Adapted from “The Art of Changing the brain”-James Zull Created by Simonida Vukobrat, February 2013.
According to James Zull, teaching is the art of changing the brain. Successful teachers produce change in a learner’s brain. Generating that change is not a science; it’s an art. Science may tell us what learning is, and what inﬂuences it, but to apply this knowledge eﬀectively is an art!
The brain carries out four basic functions: getting information =1. gathering (sensory cortex),2. analyzing (back integrative cortex) - making meaning of information3. creating - creating new ideas from these meanings (front integrative cortex),4. Acting - acting on those ideas (motor cortex). If we ask our students to do these four things, they will have a chance to use their whole brain.
Feelings are both created and perceived by the brain. They directly inﬂuence our behaviors and attitudes and determine whether or not students are motivated to learn. The emotion centers of the brain are strongly connected to the thinking areas. Emotion and thought are physically entangled!
The teacher must ﬁnd ways in which learning itself is intrinsically rewarding. Learning itself must evoke emotion, and must relate to things that naturally engage the learner.
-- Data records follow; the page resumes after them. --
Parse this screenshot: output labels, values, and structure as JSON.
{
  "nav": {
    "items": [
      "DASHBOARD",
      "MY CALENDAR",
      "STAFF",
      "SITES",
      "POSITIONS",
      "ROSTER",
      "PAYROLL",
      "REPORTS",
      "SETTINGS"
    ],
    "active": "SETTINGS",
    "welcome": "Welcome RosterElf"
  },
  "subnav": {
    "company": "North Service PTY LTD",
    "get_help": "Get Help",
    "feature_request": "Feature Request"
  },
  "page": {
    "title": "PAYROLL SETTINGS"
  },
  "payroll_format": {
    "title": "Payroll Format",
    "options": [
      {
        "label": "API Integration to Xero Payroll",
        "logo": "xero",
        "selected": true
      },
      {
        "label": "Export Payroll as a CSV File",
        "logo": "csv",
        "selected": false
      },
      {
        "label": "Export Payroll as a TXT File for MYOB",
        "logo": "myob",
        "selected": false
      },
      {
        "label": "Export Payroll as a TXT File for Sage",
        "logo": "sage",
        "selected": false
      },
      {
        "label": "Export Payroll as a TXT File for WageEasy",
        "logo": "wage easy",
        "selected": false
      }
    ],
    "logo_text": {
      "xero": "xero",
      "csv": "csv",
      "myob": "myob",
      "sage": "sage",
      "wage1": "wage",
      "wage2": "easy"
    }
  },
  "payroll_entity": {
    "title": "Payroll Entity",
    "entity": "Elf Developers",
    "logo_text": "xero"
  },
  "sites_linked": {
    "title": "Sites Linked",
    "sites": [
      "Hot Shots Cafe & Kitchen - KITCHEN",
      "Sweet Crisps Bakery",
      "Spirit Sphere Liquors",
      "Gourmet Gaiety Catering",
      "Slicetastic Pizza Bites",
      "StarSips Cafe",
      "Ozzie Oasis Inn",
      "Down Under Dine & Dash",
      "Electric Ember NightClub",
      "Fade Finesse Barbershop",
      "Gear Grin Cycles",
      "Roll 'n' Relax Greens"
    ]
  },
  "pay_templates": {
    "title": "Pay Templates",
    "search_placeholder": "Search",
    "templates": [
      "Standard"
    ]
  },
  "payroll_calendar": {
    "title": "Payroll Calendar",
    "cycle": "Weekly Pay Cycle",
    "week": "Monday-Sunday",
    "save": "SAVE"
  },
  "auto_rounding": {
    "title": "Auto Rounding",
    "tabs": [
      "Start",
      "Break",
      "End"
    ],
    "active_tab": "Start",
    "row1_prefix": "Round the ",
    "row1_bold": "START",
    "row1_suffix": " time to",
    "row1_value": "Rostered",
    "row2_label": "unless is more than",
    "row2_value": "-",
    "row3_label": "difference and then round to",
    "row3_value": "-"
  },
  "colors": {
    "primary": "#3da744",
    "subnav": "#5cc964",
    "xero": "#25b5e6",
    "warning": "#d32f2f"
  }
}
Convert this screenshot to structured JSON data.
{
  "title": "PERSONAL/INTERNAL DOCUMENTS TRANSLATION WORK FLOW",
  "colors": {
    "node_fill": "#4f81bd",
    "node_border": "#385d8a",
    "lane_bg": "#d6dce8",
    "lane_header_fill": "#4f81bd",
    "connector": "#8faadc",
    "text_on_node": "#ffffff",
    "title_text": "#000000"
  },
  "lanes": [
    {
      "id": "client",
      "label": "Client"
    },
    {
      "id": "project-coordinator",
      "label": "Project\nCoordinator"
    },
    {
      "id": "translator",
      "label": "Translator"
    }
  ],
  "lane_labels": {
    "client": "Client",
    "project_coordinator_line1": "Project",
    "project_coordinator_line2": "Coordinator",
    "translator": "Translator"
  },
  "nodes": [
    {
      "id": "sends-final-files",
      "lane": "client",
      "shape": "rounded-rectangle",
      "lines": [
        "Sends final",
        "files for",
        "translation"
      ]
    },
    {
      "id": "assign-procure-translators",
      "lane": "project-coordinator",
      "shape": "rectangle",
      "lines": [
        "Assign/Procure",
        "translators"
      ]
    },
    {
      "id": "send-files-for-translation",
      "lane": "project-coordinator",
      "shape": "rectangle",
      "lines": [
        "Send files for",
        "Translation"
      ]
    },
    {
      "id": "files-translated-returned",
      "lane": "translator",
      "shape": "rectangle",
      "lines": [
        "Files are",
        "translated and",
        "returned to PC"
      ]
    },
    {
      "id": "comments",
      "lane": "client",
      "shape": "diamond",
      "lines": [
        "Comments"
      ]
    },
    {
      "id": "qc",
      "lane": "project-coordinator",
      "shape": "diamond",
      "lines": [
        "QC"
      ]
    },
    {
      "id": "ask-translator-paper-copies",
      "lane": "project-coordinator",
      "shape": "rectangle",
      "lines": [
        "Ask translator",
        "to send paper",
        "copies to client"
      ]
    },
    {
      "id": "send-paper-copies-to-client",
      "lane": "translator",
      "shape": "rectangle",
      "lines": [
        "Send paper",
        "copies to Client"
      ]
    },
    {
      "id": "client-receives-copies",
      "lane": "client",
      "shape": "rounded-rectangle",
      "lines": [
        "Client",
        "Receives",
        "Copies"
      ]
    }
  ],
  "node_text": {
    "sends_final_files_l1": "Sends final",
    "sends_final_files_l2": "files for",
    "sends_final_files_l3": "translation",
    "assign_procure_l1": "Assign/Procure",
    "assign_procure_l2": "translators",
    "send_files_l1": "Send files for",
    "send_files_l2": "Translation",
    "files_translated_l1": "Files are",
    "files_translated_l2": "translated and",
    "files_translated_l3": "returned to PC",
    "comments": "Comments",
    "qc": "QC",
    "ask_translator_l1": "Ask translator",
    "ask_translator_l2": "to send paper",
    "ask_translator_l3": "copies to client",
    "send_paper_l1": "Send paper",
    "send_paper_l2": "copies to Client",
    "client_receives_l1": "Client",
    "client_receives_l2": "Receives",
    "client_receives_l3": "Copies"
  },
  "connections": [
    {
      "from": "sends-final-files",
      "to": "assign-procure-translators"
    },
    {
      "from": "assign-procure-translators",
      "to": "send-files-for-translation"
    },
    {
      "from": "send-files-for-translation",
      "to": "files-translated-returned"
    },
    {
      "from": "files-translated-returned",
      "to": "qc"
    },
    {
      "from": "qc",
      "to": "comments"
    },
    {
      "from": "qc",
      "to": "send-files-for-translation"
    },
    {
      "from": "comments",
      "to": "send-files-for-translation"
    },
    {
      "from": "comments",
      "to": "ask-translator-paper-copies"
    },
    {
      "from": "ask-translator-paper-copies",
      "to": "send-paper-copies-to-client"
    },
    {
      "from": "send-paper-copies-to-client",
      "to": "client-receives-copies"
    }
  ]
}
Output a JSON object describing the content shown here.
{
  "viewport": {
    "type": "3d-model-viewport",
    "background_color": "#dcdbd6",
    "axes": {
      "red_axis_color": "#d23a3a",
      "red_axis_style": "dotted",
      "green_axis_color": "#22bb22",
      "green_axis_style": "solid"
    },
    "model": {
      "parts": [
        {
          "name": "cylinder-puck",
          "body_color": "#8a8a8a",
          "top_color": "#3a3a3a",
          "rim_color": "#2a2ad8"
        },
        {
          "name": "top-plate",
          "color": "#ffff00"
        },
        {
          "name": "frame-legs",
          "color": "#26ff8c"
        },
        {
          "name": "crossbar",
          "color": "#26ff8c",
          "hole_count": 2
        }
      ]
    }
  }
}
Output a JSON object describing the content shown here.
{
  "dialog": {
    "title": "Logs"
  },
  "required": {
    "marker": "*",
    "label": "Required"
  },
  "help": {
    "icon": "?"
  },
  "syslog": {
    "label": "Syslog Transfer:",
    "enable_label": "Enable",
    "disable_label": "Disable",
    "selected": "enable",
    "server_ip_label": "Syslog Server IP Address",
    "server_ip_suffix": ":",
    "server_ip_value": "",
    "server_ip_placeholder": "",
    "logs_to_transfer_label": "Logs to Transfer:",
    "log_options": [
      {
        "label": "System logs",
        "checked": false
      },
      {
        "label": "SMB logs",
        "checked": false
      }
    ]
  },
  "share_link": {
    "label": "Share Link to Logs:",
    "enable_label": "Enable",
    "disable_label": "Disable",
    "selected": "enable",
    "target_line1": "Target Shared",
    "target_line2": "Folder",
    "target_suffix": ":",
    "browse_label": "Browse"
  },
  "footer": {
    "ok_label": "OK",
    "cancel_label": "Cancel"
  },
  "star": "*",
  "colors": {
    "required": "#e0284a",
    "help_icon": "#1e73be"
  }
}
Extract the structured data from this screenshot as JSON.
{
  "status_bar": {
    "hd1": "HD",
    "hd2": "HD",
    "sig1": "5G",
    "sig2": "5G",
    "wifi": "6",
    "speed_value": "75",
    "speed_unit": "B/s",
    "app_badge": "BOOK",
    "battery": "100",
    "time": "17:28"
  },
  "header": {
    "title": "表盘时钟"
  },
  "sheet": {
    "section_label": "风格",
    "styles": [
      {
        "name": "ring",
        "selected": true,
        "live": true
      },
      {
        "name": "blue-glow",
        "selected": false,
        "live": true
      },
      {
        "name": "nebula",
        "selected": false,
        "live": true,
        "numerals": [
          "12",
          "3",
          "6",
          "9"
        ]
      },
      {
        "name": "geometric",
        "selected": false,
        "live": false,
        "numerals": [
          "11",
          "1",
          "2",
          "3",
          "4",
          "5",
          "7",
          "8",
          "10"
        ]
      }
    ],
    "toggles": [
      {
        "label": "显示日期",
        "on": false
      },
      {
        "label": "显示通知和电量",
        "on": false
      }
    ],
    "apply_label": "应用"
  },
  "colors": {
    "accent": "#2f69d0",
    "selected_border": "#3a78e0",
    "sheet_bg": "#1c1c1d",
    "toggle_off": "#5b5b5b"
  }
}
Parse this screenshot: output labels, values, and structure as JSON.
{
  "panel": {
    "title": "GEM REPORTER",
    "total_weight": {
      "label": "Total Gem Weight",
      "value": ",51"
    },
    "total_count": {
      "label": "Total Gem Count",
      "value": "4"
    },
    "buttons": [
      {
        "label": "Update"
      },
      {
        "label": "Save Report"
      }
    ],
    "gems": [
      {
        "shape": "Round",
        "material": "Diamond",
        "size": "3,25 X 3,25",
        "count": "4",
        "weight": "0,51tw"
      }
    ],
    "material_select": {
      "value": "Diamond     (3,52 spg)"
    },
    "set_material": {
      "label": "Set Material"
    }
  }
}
Extrinsic motivators, such as grades or gold stars, are only needed when these intrinsic conditions are not met. If learners are given tasks that connect with things which naturally interest them, if they ﬁnd learning rewarding, and if they make progress, extrinsic rewards are not needed.
Helping students ﬁnd connections with their past beliefs and experiences is vital for learning. Knowledge grows as our neurons make new connections, and as they increase or decrease the strength of existing neuronal networks in the brain. Information enters the brain through existing networks of neurons which is one’s prior knowledge. Learning is constructing knowledge and that process modiﬁes the old. Sometimes the old networks are so powerful that they become a barrier to new knowledge – proactive inhibition.
1. The art of discovery of existing networks. This means understanding our students The better we understand how students think and the nature of their prior experiences, the better insight we can have with regard to how they can build on their existing neuronal connections.2. The second aspect is the skill of building on existing connections, even when they seem wrong.
a) The ﬁrst one is practice. Neurons that ﬁre a lot tend to form more connections and strengthen new connections. For example, neurons have the ability to just stop ﬁring when the stimulus turns out to be unimportant (habituation). Repeating isn’t necessarily enoughb) The other thing that helps neuron networks become stronger, larger and more complex is emotion. There are studies which show that such changes in networks can be generated simply by triggering neurons to dump “emotion chemicals” - adrenaline, serotonin and dopamine - on the ﬁring networks. These chemicals are delivered to speciﬁc parts of the brain by speciﬁc neuron pathways. Thus, the concomitant frequent ﬁring and exposure to the chemicals of emotion lead to great change in neuronal networks
Practice and meaning are important parts of the art of changing the brain. The student will not practice in a meaningful way unless he/she cares. Ultimately it’s the learner who is in control. The teacher’s role is to arrange conditions and challenges in ways that engage the learner.
Teachers often complain that their students aren’t motivated, as though it were some sort of character ﬂaw. They would learn if they would just get motivated. People cannot stay motivated enough to learn unless they experience some success. They may be motivated to try something, but if they are going to sustain motivation, they must sense some progress. It’s the teacher’s job to ﬁnd a pathway to success. We shouldn’t ask “How can I motivate my students?” but rather “How can I support their learning?”. They will be motivated if they are learning, because learning is rewarding to the brain. This motivation is intrinsic and it is unrelated to any external reward or punishment. It is the teacher’s most powerful ally.
The human brain is a learning organ; learning is what it does. The main task for the teacher is to help the learners ﬁnd connections. Once students encounter elements that connect with their life, their emotions, their experiences or their understandings, they will learn. Their brains will change. Learners must create their own ideas and act on them if they are to take ownership of their learning. The learner must evaluate his work in order to own it. If it is truly his, it must be formed in a cycle of creating, evaluating, re-creating and reevaluating. The learner is the one who has to be in control.
We teach students. Teaching is about the students. A teacher is most successful when his/her students can say: “We did this ourselves.” This is an emotional claim. Success in learning is emotional success. No matter how much the teacher appreciates the learning cycle or neuronal networks, a teacher has little hope of meaningful academic connection if his/her learners don’t feel engaged.
The fear region in the brain is the amygdala. Our amygdala is constantly monitoring our experience to assess current emotional standing. When we want to help someone learn, we should be aware that our learner will be quickly and subconsciously monitoring the situation through the amygdala. This isn’t something the learner decides to do. It just happens. When the amygdala senses danger, it subconsciously sends signals directly out to the body.